Matura recently told AutoblogGreen that initial response to the price announcement was "all very positive." Around 2,500 people have registered so far, with around 40 percent making a reservation with their local dealer and 60 percent just asking for more information. "We've heard anecdotally that people are very pleased that there will be a cabriolet version as well," she said.
The trick, of course, is figuring out how best to sell and lease a car like the Fortwo ED. While no lease price has yet been announced, Matura did say Smart USA might soon be the only automaker in the US to offer an electric vehicle with a battery lease program. This option is available for Fortwo EDs (and EVs like the Renault Twizy) in Europe. "We haven't ruled it out," she said. "I don't know that it has to be exactly the way they do it in Europe, but there might be some reason to bring something similar to customers here. That's part of the reason I'm asking some of those questions of the people who are interested. I want to understand why they're buying the vehicle, why they're leasing the vehicle. You can't do that by looking at what the Prius did or what Nissan did, because the Smart customer is different.
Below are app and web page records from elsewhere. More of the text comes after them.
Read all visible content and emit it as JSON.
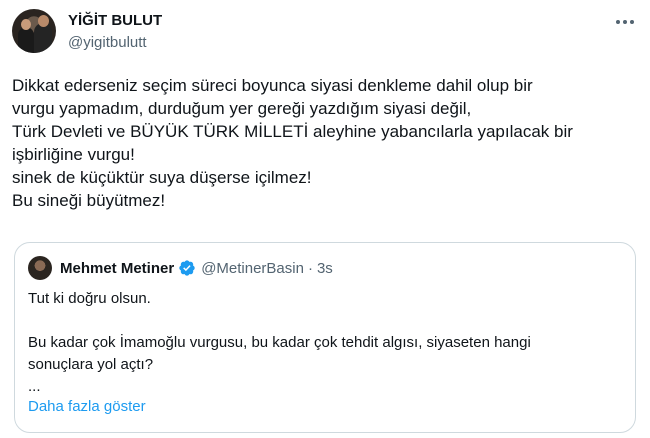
{
  "author": {
    "display_name": "YİĞİT BULUT",
    "handle": "@yigitbulutt"
  },
  "tweet": {
    "lines": [
      "Dikkat ederseniz seçim süreci boyunca siyasi denkleme dahil olup bir",
      "vurgu yapmadım, durduğum yer gereği yazdığım siyasi değil,",
      "Türk Devleti ve BÜYÜK TÜRK MİLLETİ aleyhine yabancılarla yapılacak bir",
      "işbirliğine vurgu!",
      "sinek de küçüktür suya düşerse içilmez!",
      "Bu sineği büyütmez!"
    ]
  },
  "quoted": {
    "display_name": "Mehmet Metiner",
    "handle": "@MetinerBasin",
    "separator": "·",
    "time": "3s",
    "verified_color": "#1d9bf0",
    "lines": [
      "Tut ki doğru olsun.",
      "",
      "Bu kadar çok İmamoğlu vurgusu, bu kadar çok tehdit algısı, siyaseten hangi",
      "sonuçlara yol açtı?",
      "..."
    ],
    "show_more": "Daha fazla göster"
  },
  "icons": {
    "more": "more-horizontal-icon",
    "verified": "verified-badge-icon"
  },
  "colors": {
    "text": "#0f1419",
    "secondary": "#536471",
    "link": "#1d9bf0",
    "border": "#cfd9de"
  }
}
"Mercedes-Benz has never had an issue introducing a new concept. Smart certainly doesn't," she added. Still, battery leasing isn't just a matter of figuring out the right price. It's full of legal challenges. "In Europe, every country operates different, but if you're in the European Union, they all kind of operate the same," Matura said. "Not so in the United States. So there are just a lot of little things to look at. What I never want to do is launch something that has good intentions but because of some things that are outside of our control it might not be how we envisioned it and might not be a positive for our customer."
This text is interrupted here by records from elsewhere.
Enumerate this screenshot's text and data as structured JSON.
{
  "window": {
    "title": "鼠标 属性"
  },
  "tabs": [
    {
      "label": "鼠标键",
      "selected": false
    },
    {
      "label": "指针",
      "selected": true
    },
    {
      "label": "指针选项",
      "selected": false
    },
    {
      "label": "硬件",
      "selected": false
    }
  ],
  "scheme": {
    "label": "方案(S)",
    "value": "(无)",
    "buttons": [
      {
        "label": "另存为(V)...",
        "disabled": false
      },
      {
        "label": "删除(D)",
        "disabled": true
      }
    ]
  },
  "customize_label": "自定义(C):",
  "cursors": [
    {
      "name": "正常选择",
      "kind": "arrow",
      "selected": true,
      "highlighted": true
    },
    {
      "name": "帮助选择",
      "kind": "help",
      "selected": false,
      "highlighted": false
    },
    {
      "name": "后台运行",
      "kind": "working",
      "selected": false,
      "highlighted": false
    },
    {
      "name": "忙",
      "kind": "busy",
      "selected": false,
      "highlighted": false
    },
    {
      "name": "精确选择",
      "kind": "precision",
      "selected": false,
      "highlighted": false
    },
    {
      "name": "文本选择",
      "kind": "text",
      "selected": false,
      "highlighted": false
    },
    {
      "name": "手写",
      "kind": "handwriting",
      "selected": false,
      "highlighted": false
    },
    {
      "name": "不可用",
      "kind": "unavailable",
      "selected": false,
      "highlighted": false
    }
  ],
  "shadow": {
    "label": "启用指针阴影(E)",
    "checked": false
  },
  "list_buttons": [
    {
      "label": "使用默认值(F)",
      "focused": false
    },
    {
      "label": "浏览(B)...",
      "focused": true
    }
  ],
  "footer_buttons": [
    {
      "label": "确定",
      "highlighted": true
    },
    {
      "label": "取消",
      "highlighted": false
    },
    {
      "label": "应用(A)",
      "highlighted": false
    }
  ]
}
"Mercedes-Benz has never had an issue introducing a new concept. Smart certainly doesn't."
As we said in our First Drive, the Smart ED finally makes the two-seater the car it should always have been. Matura agrees, to a point. "The car you see out there [indicating the ForStars concept] is an electric car, and you wouldn't know it unless we tell you what's inside. To be green, or whatever your purpose is for driving new technologies, doesn't have to be boring. When you talk to Americans, sometimes they think that. What Smart brings to the table is that it can be anything you want it to be, just like the gasoline version."
"When you talk to Americans, sometimes they think that green is boring. It doesn't have to be."
In the US, the electric Fortwo will be available with the bespoke Tailor Made by Brabus program. Smart USA can also wrap your new Fortwo for more personalization. Matura said even before you get to Tailor Made, there are 6,200 combinations of colors in the "standard" lineup, so that whole "anything you want" line isn't just bluster.
Well, unless, of course, you want four seats. While the Smart brand did sell a ForFour in Europe between 2004 and 2006, it never did so in the US. An updated version is coming to the brand, but Matura wouldn't say if it's on the schedule for the US. "As far as the four-seater, I know it's in discussion for the US, but I don't have an answer on that yet," she said. "I would love to see it, but the interesting thing is we've had so much success here this year  without it, that it's not necessary." Smart sold 10,009 Fortwos in the US last year, up from 5,208 in 2011.
We do know that an all-new Fortwo will be available in 2015. "I've gotten a glimpse of it," Matura said, "Not to say it won't change, but it holds true to its Smart roots with some very clever and great updates. It will look different, but the passion is still there."
Ahh, passion. It's not just a trim line for the Fortwo line. It's something Matura wanted to tap into when Daimler took the brand back in the US in early 2011. "When we took over, we saw such passion in the customers that we had that we knew there had to be more of that out there. So, building awareness of the Smart brand itself was the first step, and we did that successfully. I think the electric drive is the next step in the evolution of Smart. I think it will be very positive for Smart in the United States, but I think more so because now we have that awareness built up and people say, 'That makes sense. I understand what Smart is and it's a no-brainer that they have this new technology.' I think people would scratch their head if it wasn't here.
"I think people would scratch their head if electric drive wasn't here."
"We're playing around to see if the electric bike makes sense for the United States. They're talking about the electric scooter, and if you look at how cities are evolving these days, Smart will just continue to grow and it's going to grow in that electric role. I think it's the perfect brand to do it."
The perfect brand, maybe, but Matura was clear that she doesn't think one company can promote electric vehicles on its own, even if it does have a few thousand color choices. "I think the auto industry and the government has to do a better job of promoting why driving an electric car might be the right thing, whether you consider yourself to be green or not," she said. "I think there's this attitude that only early adopters or people who believe we should never have another plastic container in our lives are the only ones interested in that, and I don't think that's true."